What is a semi-desert climate?
An extremely dry area characterized by sparse vegetation.
Semi-desert scrubs A transitional formation type situated between true desert and more thickly vegetated areas (e.g. between thorn forest and desert or between Savannah and desert). The vegetation is sparser than that of the thorn forest and succulents are more common, as a consequence of the drier climate. Most of the plants are shallow-rooted, and so able to exploit before it evaporates any precipitation that percolates into the surface layer of the soil.
Plants That Live in the Semi-Desert Scrub
The semi-desert scrub is a region short on moisture with plenty of sunlight. This area is open shrubland with clumps of grass. The soil is fine-textured, alkaline and salty. The plants must endure hot summers and cold winters and annual rainfall is usually 7 to 16 inches–commonly falling as snow. Rainfall also can flood the area with up to 3 feet of water. The growing season in semi-desert scrub is marked by drought. Most plants that grow in this area must be tolerant to fire and large mammal grazing.
Four-wing saltbush (Atriplex canescens) is an evergreen shrub reaching 15 feet high. The narrow, oblong leaves are 1/2 to 2 inches long. The gray-green foliage sparsely covers the multitude of branches. Four-wing saltbush produces dull yellow-brown flowers in the summer. Light green fruit follows the blossoms and turns light brown in the fall when ripe. Papery bracts create four wings around the fruit and stay on the bush for two years.

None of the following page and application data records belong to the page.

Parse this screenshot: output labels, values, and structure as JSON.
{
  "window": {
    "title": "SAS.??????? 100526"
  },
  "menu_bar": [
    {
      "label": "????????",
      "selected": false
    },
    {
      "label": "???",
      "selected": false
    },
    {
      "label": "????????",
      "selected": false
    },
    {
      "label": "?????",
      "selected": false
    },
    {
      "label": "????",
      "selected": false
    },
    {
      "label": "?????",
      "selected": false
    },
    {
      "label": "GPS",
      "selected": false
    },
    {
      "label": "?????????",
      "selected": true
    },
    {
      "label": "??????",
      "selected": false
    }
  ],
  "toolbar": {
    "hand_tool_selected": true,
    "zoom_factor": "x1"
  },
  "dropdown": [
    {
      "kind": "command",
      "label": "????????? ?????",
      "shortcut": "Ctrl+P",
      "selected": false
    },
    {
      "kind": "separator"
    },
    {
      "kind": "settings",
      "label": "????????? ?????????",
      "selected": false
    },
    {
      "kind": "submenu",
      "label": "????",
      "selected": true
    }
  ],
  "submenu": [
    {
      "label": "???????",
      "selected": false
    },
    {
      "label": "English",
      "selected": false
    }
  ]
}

Indian ricegrass (Achnatherum hymenoides) is an erect perennial that grows 1 to 2 1/2 feet tall. This grass begins growing in the early spring while temperatures are still cool. Loose seed spikes are produced in the late spring. Green narrow blades attach to Indian ricegrass at the base. This grass thrives at 3,000 to 10,000 feet in elevation. Indian ricegrass is adapted to arid conditions and does not grow well in poor-draining soil. This plant is an important spring and summer food source for large mammals.
Winterfat (Krascheninnikovia lanata) is a cool season perennial that lives up to 130 years. This low-growing, woody shrub reaches 1 to 3 feet in height. The hairs covering the branches give the bush a silvery-white look. Small blossoms appear in April to September. The white flowers do not have any petals and form blossom clusters. Winterfat is found in dry valley bottoms, flat mesas, and hillsides. It does not grow well in wet conditions. Winterfat provides winter grazing for sheep, pronghorn, elk and mule deer.

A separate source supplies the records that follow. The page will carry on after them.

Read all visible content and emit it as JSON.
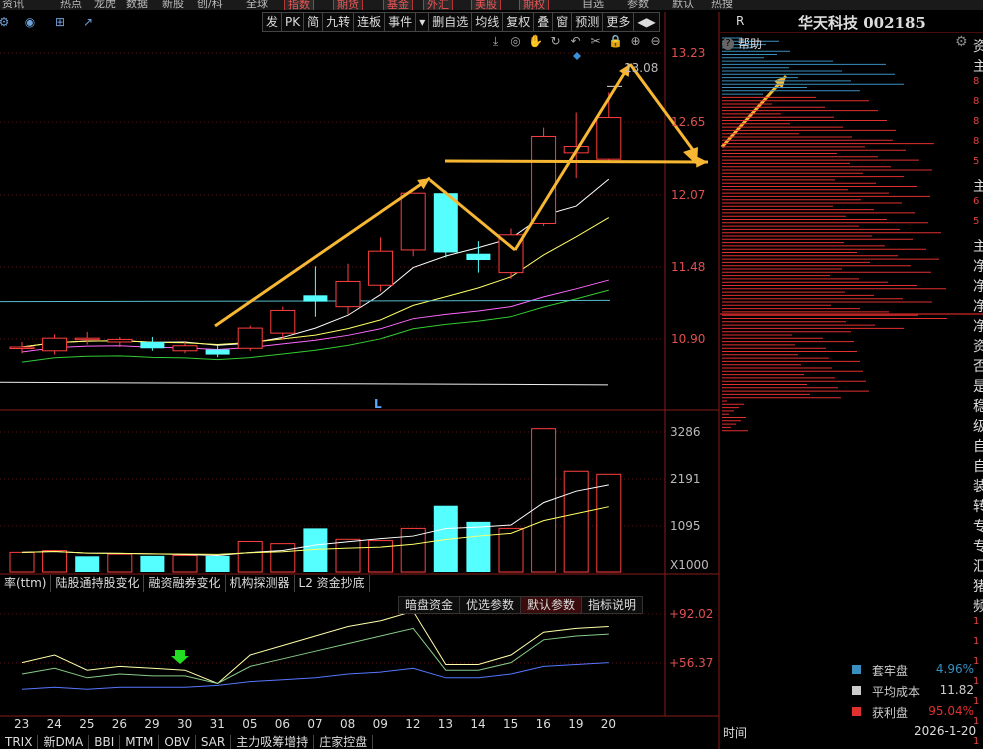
{
  "top_nav": [
    "资讯",
    "热点",
    "龙虎",
    "数据",
    "新股",
    "创/科",
    "全球",
    "指数",
    "期货",
    "基金",
    "外汇",
    "美股",
    "期权",
    "自选",
    "参数",
    "默认",
    "热搜"
  ],
  "toolbar_icons": [
    "gear-icon",
    "eye-icon",
    "grid-icon",
    "share-icon"
  ],
  "tabs": [
    "发",
    "PK",
    "简",
    "九转",
    "连板",
    "事件",
    "▾",
    "删自选",
    "均线",
    "复权",
    "叠",
    "窗",
    "预测",
    "更多",
    "◀▶"
  ],
  "chart_tools": [
    "pin-icon",
    "eye-icon",
    "hand-icon",
    "refresh-icon",
    "undo-icon",
    "scissors-icon",
    "lock-icon",
    "zoom-in-icon",
    "zoom-out-icon"
  ],
  "price_axis": [
    "13.23",
    "12.65",
    "12.07",
    "11.48",
    "10.90"
  ],
  "volume_axis": [
    "3286",
    "2191",
    "1095",
    "X1000"
  ],
  "indicator_axis": [
    "+92.02",
    "+56.37"
  ],
  "high_label": "13.08",
  "marker_label": "L",
  "right_panel": {
    "label": "R",
    "title": "华天科技 002185",
    "help": "帮助",
    "legend": [
      {
        "name": "套牢盘",
        "value": "4.96%",
        "color": "#3a8fc0",
        "value_color": "#3a8fc0"
      },
      {
        "name": "平均成本",
        "value": "11.82",
        "color": "#cccccc",
        "value_color": "#cccccc"
      },
      {
        "name": "获利盘",
        "value": "95.04%",
        "color": "#e03030",
        "value_color": "#e03030"
      }
    ],
    "footer_left": "时间",
    "footer_right": "2026-1-20"
  },
  "indicator_tabs": [
    "率(ttm)",
    "陆股通持股变化",
    "融资融券变化",
    "机构探测器",
    "L2 资金抄底"
  ],
  "param_tabs": [
    "暗盘资金",
    "优选参数",
    "默认参数",
    "指标说明"
  ],
  "dates": [
    "23",
    "24",
    "25",
    "26",
    "29",
    "30",
    "31",
    "05",
    "06",
    "07",
    "08",
    "09",
    "12",
    "13",
    "14",
    "15",
    "16",
    "19",
    "20"
  ],
  "bottom_tabs": [
    "TRIX",
    "新DMA",
    "BBI",
    "MTM",
    "OBV",
    "SAR",
    "主力吸筹增持",
    "庄家控盘"
  ],
  "right_edge_chars": [
    "资",
    "主",
    "8",
    "8",
    "8",
    "8",
    "5",
    "主",
    "6",
    "5",
    "主",
    "净",
    "净",
    "净",
    "净",
    "资",
    "否",
    "是",
    "稳",
    "级",
    "自",
    "自",
    "装",
    "转",
    "专",
    "专",
    "汇",
    "猪",
    "频",
    "1",
    "1",
    "1",
    "1",
    "1",
    "1",
    "1"
  ],
  "chart_data": {
    "type": "candlestick",
    "categories": [
      "23",
      "24",
      "25",
      "26",
      "29",
      "30",
      "31",
      "05",
      "06",
      "07",
      "08",
      "09",
      "12",
      "13",
      "14",
      "15",
      "16",
      "19",
      "20"
    ],
    "candles": [
      {
        "o": 11.06,
        "c": 11.06,
        "h": 11.1,
        "l": 11.01,
        "up": true
      },
      {
        "o": 11.03,
        "c": 11.13,
        "h": 11.16,
        "l": 11.0,
        "up": true
      },
      {
        "o": 11.13,
        "c": 11.13,
        "h": 11.18,
        "l": 11.08,
        "up": true
      },
      {
        "o": 11.1,
        "c": 11.12,
        "h": 11.14,
        "l": 11.06,
        "up": true
      },
      {
        "o": 11.1,
        "c": 11.05,
        "h": 11.14,
        "l": 11.03,
        "up": false
      },
      {
        "o": 11.03,
        "c": 11.07,
        "h": 11.1,
        "l": 11.01,
        "up": true
      },
      {
        "o": 11.04,
        "c": 11.0,
        "h": 11.07,
        "l": 10.98,
        "up": false
      },
      {
        "o": 11.05,
        "c": 11.21,
        "h": 11.23,
        "l": 11.03,
        "up": true
      },
      {
        "o": 11.17,
        "c": 11.35,
        "h": 11.38,
        "l": 11.12,
        "up": true
      },
      {
        "o": 11.47,
        "c": 11.42,
        "h": 11.7,
        "l": 11.3,
        "up": false
      },
      {
        "o": 11.38,
        "c": 11.58,
        "h": 11.72,
        "l": 11.32,
        "up": true
      },
      {
        "o": 11.55,
        "c": 11.82,
        "h": 11.93,
        "l": 11.5,
        "up": true
      },
      {
        "o": 11.83,
        "c": 12.28,
        "h": 12.28,
        "l": 11.78,
        "up": true
      },
      {
        "o": 12.28,
        "c": 11.81,
        "h": 12.3,
        "l": 11.77,
        "up": false
      },
      {
        "o": 11.8,
        "c": 11.75,
        "h": 11.9,
        "l": 11.65,
        "up": false
      },
      {
        "o": 11.65,
        "c": 11.95,
        "h": 12.0,
        "l": 11.6,
        "up": true
      },
      {
        "o": 12.04,
        "c": 12.73,
        "h": 12.8,
        "l": 12.02,
        "up": true
      },
      {
        "o": 12.6,
        "c": 12.65,
        "h": 12.92,
        "l": 12.4,
        "up": true
      },
      {
        "o": 12.55,
        "c": 12.88,
        "h": 13.08,
        "l": 12.52,
        "up": true
      }
    ],
    "volume": [
      450,
      490,
      360,
      410,
      370,
      380,
      370,
      700,
      650,
      1000,
      750,
      720,
      1000,
      1520,
      1150,
      1000,
      3286,
      2310,
      2240
    ],
    "volume_up": [
      true,
      true,
      false,
      true,
      false,
      true,
      false,
      true,
      true,
      false,
      true,
      true,
      true,
      false,
      false,
      true,
      true,
      true,
      true
    ],
    "price_ylim": [
      10.6,
      13.4
    ],
    "volume_ylim": [
      0,
      3600
    ],
    "indicator_ylim": [
      40,
      100
    ],
    "high_marker": 13.08
  }
}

Yellow rabbitbrush (Chrysothamnus viscidiflorus) is a 1- to 4-foot evergreen shrub. Brittle branches sprout from the base of the plant. Small, grass-like leaves are light green in color. Small, yellow blossoms appear in the late summer. These sticky flowers form round clusters. Yellow rabbitbrush prefers dry, good-draining soil and tolerates salty soil. This bush quickly invades areas disturbed by construction and agriculture.
Big sagebrush (Artemisia tridentate) is an upright perennial shrub. This evergreen branches off a short trunk to create a round shape. Big sagebrush can reach 16 feet tall. Tiny flowers form dense clusters in the fall. Three-lobed, gray-green leaves are covered with silver hairs. This bush typically grows at 2,500 to 10,000 feet elevation in dry, good-draining, gravelly or rocky soil. Wildlife grazes on big sagebrush throughout the year.
Driedoring (Rhigozum trichotomum Burch.)
These thorny African bushes can be classified as shrubs or as multi-stemmed trees that can grow up to three meters in height. The branches are rigid and twist in angular directions. The branches’ arms are short. This genus can produce flowers between the months of September and December. They grow out in dry, open woodland ion sandy soils or out of limestone rocky outcrops.